What you should do: Each line below with the string "Password" should be copied.

━━━━

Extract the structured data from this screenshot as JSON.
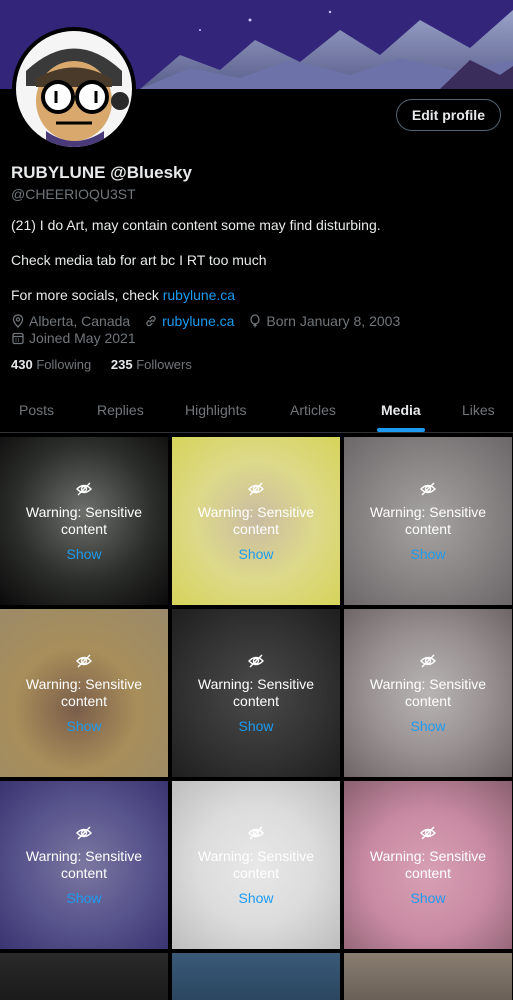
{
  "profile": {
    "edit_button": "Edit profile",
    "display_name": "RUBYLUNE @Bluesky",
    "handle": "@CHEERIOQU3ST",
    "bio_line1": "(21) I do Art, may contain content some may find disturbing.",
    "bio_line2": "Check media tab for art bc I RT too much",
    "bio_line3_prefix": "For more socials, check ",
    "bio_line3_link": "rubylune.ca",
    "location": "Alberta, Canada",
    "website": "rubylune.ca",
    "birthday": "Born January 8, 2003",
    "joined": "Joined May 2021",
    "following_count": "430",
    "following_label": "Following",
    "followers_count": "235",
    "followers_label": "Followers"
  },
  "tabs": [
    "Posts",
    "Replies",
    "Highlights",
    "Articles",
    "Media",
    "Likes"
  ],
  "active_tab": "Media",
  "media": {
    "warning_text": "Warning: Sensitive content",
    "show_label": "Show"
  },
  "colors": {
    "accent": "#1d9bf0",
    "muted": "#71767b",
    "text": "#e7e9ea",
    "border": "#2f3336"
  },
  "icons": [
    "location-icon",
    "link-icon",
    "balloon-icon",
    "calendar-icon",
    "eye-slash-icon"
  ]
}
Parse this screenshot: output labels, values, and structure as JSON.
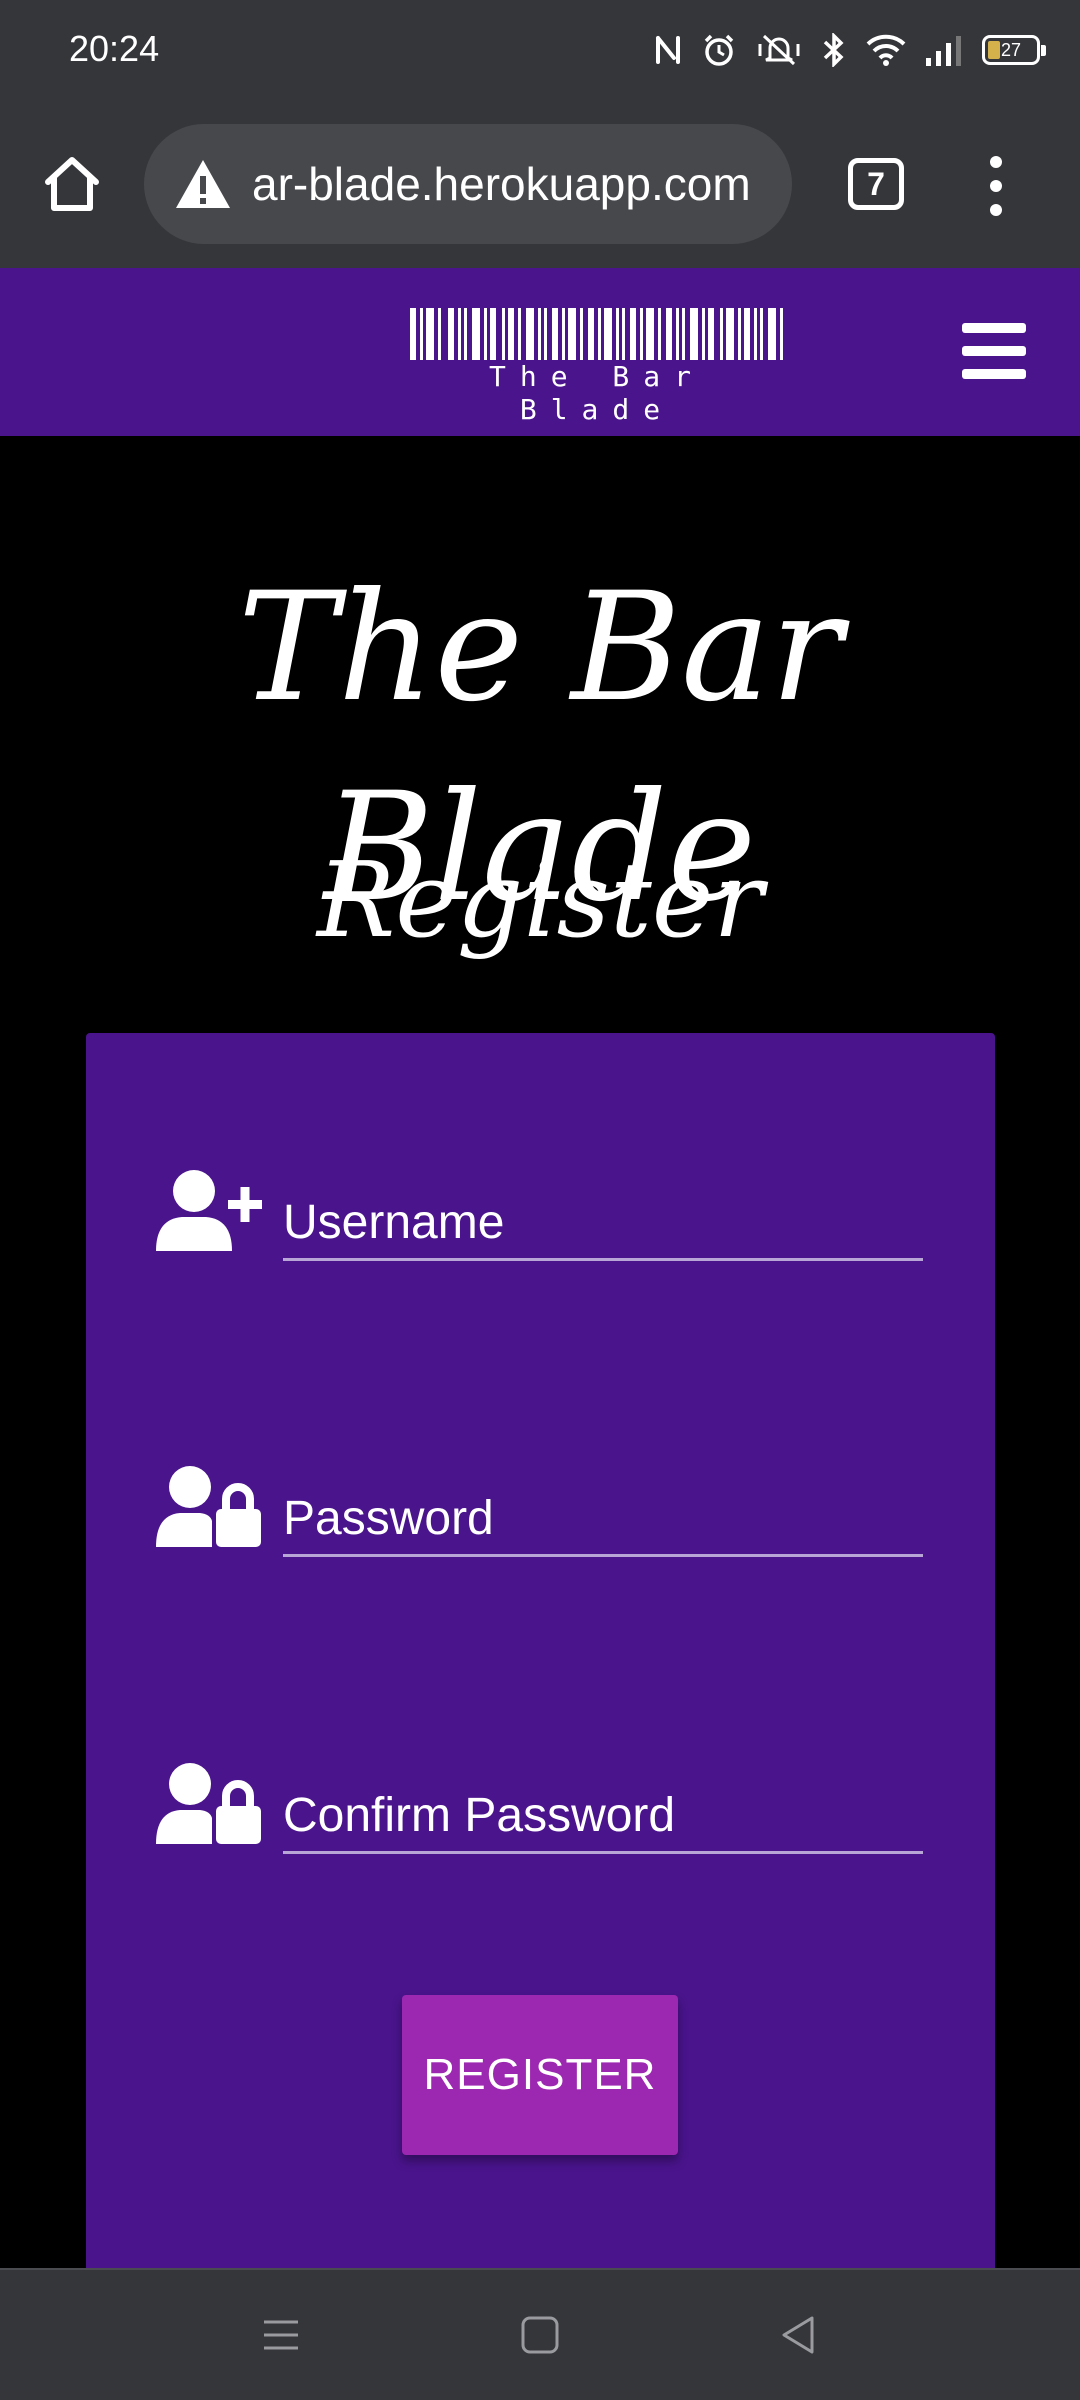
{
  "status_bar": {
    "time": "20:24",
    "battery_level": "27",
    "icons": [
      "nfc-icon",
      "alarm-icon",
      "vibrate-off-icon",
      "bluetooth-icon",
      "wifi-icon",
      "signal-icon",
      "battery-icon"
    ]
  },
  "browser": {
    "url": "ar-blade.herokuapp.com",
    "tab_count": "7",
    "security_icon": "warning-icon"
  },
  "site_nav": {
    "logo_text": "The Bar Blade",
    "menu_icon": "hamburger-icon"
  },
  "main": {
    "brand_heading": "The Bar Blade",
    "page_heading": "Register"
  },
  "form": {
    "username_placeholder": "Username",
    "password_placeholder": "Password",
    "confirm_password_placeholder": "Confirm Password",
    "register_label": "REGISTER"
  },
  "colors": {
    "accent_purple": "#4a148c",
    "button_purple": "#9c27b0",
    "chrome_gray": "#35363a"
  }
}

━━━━

Completed task:
    "password_placeholder": "Password",
    "confirm_password_placeholder": "Confirm Password",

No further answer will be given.